This morning I woke up at 6:30 a.m. to work for my father as an electrician. Yes, you read it right: an electrician. Until today I had never done anything having to do with wiring besides turning GFI's and breakers, but my dad needed the help and I needed the money, so I took the job.

First order of the morning was going to the shop where we loaded the vans and I met the rest of the crew. They were friendly (what else would you be to the boss's daughter), but there were some definitely amused looks that were disguised in smiles and handshakes. My dad asked me if I felt out of place, and I told him of course, the reality of the situation is rather hilarious if you think about it.

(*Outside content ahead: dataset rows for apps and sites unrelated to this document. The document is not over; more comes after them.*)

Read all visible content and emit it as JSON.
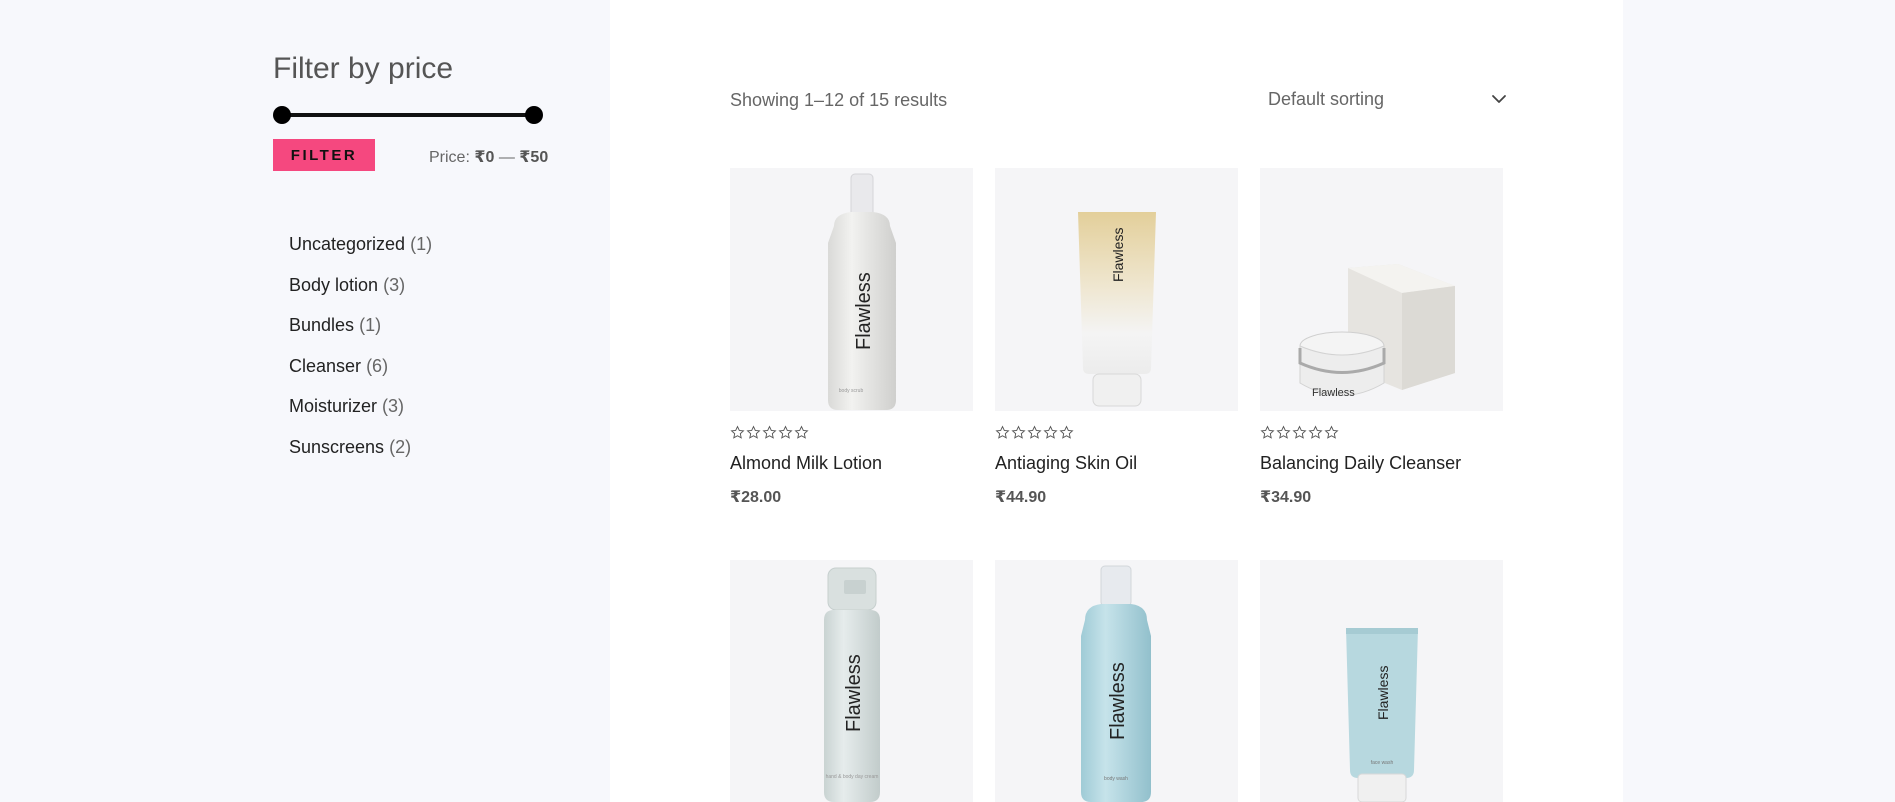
{
  "sidebar": {
    "filter_title": "Filter by price",
    "filter_button": "FILTER",
    "price_prefix": "Price:",
    "price_min": "₹0",
    "price_sep": "—",
    "price_max": "₹50",
    "categories": [
      {
        "name": "Uncategorized",
        "count": "(1)"
      },
      {
        "name": "Body lotion",
        "count": "(3)"
      },
      {
        "name": "Bundles",
        "count": "(1)"
      },
      {
        "name": "Cleanser",
        "count": "(6)"
      },
      {
        "name": "Moisturizer",
        "count": "(3)"
      },
      {
        "name": "Sunscreens",
        "count": "(2)"
      }
    ]
  },
  "main": {
    "result_count": "Showing 1–12 of 15 results",
    "sorting": "Default sorting",
    "products": [
      {
        "name": "Almond Milk Lotion",
        "price": "₹28.00",
        "brand": "Flawless",
        "sub": "body scrub",
        "rating": 0
      },
      {
        "name": "Antiaging Skin Oil",
        "price": "₹44.90",
        "brand": "Flawless",
        "sub": "",
        "rating": 0
      },
      {
        "name": "Balancing Daily Cleanser",
        "price": "₹34.90",
        "brand": "Flawless",
        "sub": "",
        "rating": 0
      },
      {
        "name": "",
        "price": "",
        "brand": "Flawless",
        "sub": "hand & body day cream",
        "rating": 0
      },
      {
        "name": "",
        "price": "",
        "brand": "Flawless",
        "sub": "body wash",
        "rating": 0
      },
      {
        "name": "",
        "price": "",
        "brand": "Flawless",
        "sub": "face wash",
        "rating": 0
      }
    ]
  },
  "colors": {
    "accent": "#f5487f",
    "page_bg": "#f7f8fc",
    "content_bg": "#ffffff",
    "product_bg": "#f5f5f7"
  },
  "icons": {
    "sort": "chevron-down-icon",
    "rating": "star-outline-icon"
  }
}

I went with my dad to the first job, but there was nothing for me to do, so I sat in the van and beat the highest score on the racing game on my cell. On the way to our second job my mom called to make sure I was with my dad and not with some old electrician all by myself. At the next site I learned how to put in outlets, three way switches, and motion detector lights. Discovery 1: stuffing 3-6 wires in one little box is not as easy as it seems. Every outlet or light in your house is only there because some electrician abused their hands and stuffed rebellious wire into the box against it's will. Discovery 2: I am convinced that the people who design motion detectors do not ever assemble them; otherwise they would never dream of putting one together like they do. Discovery 3: why my dad came home every night with new scrapes and cuts on his hands. Electrical work is lethal to hands with a jungle of cutters, knives, sharp wires, drills, wood splinters, and who knows what else is at the job site. My hands lost their lady-like appearance in a matter of 15 minutes.

After swinging home for a bite of lunch, we went around the corner to help one of the crew trim out a house. More light switches, outlets, and three-ways. The contractor/owner of the house commented to my dad, "She's a real go-getter, isn't she?" Perhaps, but maybe 'poor' is a better description.

The day went by much quicker than I expected, and I haven't learned so much in one day since I've been home. I'm sure there will be plenty of amusing things awaiting me this summer as I become an electrician, or something to that affect. Stay tune. . .